● Task brief:
Your answer should be one number: the count of lines in these entries that hold the word "title".
[[ Data shown open ]]
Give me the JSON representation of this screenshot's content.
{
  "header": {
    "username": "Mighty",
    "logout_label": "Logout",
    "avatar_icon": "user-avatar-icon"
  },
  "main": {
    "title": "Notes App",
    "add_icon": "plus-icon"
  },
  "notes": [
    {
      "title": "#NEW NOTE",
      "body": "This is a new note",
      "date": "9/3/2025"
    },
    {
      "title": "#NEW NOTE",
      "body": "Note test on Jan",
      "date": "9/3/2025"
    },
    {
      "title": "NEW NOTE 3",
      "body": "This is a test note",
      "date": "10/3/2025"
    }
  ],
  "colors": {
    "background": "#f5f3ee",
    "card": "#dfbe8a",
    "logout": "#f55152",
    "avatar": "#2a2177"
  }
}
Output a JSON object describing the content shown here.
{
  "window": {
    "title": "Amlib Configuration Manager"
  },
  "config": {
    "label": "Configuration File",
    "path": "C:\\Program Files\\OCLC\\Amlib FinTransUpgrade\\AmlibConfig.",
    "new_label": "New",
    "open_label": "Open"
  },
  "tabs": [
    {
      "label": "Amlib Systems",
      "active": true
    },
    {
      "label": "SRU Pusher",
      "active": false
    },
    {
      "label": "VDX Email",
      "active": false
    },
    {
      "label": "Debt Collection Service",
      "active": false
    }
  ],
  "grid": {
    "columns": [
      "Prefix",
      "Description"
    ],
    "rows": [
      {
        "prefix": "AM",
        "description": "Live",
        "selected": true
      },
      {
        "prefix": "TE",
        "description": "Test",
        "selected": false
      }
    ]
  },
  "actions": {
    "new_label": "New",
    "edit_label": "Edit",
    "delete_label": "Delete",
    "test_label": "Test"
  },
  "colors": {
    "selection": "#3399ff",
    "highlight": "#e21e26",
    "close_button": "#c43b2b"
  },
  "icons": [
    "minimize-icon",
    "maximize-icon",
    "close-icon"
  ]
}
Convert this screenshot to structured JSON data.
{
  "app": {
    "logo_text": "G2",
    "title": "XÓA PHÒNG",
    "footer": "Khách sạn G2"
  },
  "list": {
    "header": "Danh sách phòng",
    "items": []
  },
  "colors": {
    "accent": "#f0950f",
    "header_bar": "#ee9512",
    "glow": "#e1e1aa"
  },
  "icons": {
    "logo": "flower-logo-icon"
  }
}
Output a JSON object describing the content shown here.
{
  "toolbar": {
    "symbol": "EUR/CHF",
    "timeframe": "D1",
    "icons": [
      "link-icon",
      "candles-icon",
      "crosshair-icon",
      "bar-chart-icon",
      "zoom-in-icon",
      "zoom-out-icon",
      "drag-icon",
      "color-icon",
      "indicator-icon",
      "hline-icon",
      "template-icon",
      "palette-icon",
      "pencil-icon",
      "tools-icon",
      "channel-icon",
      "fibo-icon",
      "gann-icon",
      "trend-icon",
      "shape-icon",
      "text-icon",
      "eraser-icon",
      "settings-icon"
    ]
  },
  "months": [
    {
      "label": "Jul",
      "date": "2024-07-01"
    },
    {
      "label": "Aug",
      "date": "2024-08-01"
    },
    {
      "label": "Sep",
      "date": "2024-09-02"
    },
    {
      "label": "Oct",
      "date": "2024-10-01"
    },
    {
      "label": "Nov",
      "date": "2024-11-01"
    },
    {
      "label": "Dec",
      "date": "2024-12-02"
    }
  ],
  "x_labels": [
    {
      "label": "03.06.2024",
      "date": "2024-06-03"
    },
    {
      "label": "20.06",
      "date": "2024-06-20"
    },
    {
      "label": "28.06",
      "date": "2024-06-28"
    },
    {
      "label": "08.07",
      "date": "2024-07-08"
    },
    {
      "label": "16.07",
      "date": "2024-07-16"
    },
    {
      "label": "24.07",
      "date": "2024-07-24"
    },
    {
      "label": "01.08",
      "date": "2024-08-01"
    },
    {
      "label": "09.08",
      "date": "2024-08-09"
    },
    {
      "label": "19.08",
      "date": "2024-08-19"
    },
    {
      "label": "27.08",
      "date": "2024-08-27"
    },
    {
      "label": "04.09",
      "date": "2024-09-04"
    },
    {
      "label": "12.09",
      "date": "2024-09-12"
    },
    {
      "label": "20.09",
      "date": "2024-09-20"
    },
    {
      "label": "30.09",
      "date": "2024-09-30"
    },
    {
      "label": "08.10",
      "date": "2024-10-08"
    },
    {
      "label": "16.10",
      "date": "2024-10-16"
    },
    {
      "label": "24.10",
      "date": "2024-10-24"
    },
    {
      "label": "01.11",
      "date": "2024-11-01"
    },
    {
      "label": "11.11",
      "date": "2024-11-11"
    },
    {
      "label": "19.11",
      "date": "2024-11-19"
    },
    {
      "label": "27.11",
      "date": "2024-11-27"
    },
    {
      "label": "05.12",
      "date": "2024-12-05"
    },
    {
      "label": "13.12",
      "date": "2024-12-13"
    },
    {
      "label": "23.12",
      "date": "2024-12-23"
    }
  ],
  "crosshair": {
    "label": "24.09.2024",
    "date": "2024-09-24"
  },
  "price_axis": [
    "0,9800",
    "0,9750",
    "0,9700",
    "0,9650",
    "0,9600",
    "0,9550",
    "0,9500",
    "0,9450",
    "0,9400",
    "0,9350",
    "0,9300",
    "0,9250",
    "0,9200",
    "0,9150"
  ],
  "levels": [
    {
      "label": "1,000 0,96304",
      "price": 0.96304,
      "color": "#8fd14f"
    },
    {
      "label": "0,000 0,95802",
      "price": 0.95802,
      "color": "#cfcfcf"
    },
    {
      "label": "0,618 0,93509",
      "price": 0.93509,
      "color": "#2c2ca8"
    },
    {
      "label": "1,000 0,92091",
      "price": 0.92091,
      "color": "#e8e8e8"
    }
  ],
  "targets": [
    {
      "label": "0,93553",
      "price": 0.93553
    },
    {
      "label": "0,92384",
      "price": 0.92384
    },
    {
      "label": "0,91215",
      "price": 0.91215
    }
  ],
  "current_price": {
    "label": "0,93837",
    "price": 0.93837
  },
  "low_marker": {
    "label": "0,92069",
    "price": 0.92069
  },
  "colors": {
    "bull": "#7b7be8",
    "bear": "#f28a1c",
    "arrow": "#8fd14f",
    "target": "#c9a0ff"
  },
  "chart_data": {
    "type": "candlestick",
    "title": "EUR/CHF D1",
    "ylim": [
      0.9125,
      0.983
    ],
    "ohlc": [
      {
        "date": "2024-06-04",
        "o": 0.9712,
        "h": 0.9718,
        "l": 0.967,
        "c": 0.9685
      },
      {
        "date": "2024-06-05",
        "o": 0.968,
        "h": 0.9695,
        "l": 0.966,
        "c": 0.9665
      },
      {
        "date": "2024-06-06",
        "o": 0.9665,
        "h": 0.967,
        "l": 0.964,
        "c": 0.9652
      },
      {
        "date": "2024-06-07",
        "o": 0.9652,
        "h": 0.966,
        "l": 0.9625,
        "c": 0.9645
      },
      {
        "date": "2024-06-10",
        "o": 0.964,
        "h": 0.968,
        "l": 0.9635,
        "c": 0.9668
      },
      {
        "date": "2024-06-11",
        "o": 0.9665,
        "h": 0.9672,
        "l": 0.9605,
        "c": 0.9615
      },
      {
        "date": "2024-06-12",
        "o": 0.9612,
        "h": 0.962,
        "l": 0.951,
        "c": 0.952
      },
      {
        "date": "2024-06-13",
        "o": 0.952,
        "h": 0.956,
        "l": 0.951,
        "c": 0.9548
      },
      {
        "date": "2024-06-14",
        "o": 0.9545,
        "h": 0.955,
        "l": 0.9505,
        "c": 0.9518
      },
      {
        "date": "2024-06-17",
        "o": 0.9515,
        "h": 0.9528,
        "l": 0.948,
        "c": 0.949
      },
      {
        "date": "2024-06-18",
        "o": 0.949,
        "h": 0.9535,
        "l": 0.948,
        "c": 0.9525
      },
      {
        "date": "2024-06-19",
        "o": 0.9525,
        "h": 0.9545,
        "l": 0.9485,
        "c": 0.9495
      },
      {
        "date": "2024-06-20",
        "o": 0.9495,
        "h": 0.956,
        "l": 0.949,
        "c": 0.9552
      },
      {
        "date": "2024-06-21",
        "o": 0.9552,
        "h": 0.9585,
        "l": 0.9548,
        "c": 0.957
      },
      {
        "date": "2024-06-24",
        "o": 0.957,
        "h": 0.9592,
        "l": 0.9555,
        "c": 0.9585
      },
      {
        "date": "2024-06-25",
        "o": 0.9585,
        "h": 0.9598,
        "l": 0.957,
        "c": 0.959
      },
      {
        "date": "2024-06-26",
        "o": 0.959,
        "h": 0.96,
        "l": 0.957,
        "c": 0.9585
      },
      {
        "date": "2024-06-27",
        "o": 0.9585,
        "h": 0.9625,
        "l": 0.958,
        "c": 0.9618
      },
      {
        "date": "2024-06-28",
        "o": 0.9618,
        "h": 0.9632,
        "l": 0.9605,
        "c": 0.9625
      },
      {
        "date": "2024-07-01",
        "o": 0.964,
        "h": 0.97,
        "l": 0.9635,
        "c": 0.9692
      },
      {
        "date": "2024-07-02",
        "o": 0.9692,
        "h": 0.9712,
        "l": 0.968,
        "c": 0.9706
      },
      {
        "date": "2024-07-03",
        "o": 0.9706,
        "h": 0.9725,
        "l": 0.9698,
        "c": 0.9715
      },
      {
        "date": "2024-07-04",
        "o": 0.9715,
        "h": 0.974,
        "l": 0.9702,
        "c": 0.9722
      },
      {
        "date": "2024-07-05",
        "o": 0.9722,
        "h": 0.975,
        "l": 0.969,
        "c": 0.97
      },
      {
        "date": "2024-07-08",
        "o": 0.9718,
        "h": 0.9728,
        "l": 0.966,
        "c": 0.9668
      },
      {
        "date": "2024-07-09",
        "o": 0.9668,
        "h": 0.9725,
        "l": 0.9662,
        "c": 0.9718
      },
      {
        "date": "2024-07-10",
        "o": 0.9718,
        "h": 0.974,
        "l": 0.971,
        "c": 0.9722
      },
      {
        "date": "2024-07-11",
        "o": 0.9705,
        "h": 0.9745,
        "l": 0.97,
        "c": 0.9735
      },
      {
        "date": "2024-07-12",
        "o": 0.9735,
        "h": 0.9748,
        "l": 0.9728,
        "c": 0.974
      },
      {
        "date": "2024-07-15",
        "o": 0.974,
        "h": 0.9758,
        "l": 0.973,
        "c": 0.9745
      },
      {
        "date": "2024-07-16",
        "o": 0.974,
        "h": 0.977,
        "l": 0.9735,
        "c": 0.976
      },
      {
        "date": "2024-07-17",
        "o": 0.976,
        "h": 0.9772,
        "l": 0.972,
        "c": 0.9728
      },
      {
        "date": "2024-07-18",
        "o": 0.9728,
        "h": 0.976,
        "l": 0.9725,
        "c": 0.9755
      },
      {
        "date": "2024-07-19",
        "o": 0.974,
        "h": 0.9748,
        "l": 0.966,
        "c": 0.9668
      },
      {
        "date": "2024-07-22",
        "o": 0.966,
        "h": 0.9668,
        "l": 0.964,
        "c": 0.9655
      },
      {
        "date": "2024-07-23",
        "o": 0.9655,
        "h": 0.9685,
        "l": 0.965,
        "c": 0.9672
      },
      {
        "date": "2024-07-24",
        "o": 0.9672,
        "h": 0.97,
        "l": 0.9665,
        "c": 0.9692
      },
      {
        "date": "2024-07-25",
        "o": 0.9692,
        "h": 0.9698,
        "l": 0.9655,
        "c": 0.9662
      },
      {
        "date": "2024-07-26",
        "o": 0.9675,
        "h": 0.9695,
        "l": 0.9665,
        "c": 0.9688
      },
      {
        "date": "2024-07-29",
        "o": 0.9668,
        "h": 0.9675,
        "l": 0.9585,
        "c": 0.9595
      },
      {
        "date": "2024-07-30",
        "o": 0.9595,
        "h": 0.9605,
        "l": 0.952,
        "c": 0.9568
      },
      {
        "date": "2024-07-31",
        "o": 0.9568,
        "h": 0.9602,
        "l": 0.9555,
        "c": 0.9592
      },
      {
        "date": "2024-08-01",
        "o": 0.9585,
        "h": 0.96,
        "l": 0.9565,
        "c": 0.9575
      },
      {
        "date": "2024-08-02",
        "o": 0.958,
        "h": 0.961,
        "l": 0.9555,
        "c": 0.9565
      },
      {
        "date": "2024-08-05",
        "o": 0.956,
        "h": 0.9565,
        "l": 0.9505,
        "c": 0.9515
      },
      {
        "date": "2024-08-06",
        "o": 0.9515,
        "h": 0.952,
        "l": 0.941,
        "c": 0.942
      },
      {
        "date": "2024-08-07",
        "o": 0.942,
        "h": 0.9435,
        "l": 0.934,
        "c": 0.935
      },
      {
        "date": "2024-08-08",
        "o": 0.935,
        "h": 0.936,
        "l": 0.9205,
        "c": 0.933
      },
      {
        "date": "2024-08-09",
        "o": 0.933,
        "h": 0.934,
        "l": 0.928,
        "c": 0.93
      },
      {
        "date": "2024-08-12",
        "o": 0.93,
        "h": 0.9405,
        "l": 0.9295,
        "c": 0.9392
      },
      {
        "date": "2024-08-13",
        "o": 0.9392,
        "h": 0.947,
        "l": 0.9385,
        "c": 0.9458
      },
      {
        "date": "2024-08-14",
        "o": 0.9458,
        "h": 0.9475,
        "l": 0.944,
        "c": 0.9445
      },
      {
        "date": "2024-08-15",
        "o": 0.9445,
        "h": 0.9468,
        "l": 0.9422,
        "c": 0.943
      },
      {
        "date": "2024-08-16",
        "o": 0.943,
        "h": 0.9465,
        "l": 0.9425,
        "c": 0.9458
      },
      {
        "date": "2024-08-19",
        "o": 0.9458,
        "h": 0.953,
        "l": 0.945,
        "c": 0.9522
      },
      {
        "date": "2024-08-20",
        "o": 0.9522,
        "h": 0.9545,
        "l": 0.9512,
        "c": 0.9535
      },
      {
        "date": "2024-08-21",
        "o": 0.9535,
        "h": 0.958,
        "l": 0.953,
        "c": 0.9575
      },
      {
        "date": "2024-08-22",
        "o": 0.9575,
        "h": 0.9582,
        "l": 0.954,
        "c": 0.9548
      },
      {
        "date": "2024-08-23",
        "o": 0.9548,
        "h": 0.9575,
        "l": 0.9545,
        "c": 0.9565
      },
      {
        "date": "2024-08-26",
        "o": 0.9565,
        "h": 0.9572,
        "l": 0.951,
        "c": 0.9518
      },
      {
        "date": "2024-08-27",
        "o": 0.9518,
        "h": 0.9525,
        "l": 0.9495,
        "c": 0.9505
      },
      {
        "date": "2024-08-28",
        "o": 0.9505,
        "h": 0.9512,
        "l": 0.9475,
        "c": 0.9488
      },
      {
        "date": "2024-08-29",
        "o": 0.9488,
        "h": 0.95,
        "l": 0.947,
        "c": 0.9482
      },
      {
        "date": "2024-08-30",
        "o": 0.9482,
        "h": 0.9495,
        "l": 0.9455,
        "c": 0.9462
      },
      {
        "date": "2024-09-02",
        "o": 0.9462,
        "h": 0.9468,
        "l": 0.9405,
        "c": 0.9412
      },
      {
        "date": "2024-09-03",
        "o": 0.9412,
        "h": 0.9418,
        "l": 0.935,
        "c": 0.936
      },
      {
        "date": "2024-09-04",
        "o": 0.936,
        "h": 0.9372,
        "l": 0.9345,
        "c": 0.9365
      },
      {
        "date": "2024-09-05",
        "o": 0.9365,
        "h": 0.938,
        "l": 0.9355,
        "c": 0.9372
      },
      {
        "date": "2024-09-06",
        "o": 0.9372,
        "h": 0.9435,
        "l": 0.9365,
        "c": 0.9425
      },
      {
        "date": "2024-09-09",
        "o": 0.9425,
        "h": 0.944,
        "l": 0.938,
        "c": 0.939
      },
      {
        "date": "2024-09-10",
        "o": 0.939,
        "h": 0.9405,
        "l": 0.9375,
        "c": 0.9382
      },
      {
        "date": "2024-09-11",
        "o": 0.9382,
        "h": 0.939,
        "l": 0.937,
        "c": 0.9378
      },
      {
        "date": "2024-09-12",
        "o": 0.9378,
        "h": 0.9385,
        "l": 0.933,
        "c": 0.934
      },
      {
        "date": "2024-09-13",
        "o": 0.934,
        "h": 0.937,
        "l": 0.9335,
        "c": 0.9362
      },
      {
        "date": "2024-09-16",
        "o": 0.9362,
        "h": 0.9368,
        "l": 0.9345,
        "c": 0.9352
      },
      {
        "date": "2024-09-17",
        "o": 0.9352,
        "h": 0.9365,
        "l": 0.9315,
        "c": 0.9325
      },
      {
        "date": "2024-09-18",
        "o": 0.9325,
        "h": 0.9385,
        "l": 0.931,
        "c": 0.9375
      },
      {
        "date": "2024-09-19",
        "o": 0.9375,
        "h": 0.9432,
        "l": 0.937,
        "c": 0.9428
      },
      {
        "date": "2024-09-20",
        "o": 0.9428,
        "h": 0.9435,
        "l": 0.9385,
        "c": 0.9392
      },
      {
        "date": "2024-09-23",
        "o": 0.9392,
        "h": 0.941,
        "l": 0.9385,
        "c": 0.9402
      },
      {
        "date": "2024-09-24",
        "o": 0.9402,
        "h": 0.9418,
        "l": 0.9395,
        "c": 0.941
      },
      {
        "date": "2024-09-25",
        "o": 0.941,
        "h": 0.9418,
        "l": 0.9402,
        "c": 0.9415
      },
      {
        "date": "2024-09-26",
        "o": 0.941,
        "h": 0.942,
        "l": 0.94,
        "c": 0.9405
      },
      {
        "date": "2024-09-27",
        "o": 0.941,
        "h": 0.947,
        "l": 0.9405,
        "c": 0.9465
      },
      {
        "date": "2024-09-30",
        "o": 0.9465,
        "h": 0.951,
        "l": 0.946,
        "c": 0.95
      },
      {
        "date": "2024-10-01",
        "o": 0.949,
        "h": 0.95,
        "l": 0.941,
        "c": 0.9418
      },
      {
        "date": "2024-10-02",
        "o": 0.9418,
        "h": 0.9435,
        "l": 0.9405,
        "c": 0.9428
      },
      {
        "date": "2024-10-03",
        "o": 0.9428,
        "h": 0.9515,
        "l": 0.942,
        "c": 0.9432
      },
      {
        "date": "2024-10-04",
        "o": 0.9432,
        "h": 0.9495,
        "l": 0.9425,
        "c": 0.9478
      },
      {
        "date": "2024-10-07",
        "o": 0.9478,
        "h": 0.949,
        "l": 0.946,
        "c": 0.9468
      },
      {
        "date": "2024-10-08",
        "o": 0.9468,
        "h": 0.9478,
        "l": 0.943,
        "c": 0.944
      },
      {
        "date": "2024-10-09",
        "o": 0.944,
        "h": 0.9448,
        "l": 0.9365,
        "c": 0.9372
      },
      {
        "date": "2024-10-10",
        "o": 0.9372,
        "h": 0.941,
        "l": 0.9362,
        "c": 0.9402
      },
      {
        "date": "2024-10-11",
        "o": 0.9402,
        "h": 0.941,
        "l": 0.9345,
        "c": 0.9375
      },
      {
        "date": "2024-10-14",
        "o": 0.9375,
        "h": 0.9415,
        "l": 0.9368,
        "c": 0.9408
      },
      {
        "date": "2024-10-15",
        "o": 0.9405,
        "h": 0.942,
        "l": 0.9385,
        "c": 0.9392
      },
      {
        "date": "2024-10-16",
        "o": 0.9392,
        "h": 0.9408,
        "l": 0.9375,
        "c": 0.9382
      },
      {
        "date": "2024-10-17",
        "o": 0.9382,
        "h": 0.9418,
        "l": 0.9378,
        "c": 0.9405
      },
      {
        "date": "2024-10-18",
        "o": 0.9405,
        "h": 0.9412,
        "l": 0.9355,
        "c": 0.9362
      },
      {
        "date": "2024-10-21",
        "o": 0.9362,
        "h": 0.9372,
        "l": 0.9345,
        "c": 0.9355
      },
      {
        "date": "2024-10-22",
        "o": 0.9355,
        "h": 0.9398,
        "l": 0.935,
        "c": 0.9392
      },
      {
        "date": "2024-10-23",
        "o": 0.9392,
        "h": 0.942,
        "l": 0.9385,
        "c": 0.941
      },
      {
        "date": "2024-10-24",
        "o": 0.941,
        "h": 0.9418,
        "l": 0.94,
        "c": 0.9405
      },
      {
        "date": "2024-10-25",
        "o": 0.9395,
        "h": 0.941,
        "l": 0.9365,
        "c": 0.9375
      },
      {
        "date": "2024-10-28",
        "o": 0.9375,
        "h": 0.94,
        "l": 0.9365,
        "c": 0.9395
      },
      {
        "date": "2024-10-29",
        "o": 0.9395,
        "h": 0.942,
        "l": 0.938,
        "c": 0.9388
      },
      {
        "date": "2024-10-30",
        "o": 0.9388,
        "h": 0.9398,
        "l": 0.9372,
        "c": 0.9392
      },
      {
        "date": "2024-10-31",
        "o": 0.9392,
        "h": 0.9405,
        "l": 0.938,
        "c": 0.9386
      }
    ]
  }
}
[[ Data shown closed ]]
● Task solution:
7